[Website and app data records]
····················

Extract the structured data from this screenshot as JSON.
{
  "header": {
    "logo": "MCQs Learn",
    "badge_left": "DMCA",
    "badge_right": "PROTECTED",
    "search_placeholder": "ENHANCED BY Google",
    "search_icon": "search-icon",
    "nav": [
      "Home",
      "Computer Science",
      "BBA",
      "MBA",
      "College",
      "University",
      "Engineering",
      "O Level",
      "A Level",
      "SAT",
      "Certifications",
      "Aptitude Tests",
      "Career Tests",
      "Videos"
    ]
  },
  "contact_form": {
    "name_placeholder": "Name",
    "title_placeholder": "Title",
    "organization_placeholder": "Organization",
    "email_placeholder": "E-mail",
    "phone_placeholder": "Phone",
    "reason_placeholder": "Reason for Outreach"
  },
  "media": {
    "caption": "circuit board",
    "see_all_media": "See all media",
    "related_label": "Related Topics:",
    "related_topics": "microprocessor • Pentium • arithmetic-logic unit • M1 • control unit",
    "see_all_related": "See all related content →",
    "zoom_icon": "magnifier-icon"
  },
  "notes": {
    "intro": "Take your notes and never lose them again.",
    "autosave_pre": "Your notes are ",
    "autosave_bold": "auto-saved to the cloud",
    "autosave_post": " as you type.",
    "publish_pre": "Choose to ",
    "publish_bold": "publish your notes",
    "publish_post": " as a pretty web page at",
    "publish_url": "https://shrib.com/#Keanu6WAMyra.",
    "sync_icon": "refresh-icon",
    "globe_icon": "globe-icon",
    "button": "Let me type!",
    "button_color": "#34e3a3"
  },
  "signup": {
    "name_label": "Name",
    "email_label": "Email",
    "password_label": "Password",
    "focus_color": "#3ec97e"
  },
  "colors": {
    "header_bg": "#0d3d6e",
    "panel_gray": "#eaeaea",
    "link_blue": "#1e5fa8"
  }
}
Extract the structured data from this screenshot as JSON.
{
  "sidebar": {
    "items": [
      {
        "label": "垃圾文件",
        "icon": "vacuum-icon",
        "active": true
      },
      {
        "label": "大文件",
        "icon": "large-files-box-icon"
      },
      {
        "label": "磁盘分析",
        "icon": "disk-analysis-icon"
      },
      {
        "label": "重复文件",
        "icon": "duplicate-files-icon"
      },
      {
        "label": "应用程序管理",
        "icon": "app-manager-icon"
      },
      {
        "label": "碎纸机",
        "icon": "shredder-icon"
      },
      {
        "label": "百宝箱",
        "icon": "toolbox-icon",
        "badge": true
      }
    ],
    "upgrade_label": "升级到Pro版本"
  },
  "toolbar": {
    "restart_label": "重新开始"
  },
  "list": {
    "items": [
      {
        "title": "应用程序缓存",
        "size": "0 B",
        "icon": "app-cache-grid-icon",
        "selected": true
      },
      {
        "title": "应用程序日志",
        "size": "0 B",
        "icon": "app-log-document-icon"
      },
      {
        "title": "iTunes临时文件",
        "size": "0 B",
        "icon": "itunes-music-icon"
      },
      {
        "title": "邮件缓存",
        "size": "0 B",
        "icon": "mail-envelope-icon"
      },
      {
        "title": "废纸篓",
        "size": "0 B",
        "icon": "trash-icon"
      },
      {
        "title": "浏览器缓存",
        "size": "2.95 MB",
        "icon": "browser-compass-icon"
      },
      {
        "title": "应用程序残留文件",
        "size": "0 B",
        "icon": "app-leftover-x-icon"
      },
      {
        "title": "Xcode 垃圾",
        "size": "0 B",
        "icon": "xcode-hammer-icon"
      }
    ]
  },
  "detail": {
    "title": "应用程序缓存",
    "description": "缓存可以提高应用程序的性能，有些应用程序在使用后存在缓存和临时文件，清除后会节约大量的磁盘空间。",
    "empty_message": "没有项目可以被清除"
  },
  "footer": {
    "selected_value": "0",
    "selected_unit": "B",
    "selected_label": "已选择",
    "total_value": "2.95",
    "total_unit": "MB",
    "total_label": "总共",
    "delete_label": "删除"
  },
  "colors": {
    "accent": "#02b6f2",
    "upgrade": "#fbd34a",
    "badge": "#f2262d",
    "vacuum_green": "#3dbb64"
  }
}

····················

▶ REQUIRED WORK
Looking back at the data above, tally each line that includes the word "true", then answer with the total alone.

▶ SOLUTION TO THIS EXERCISE
3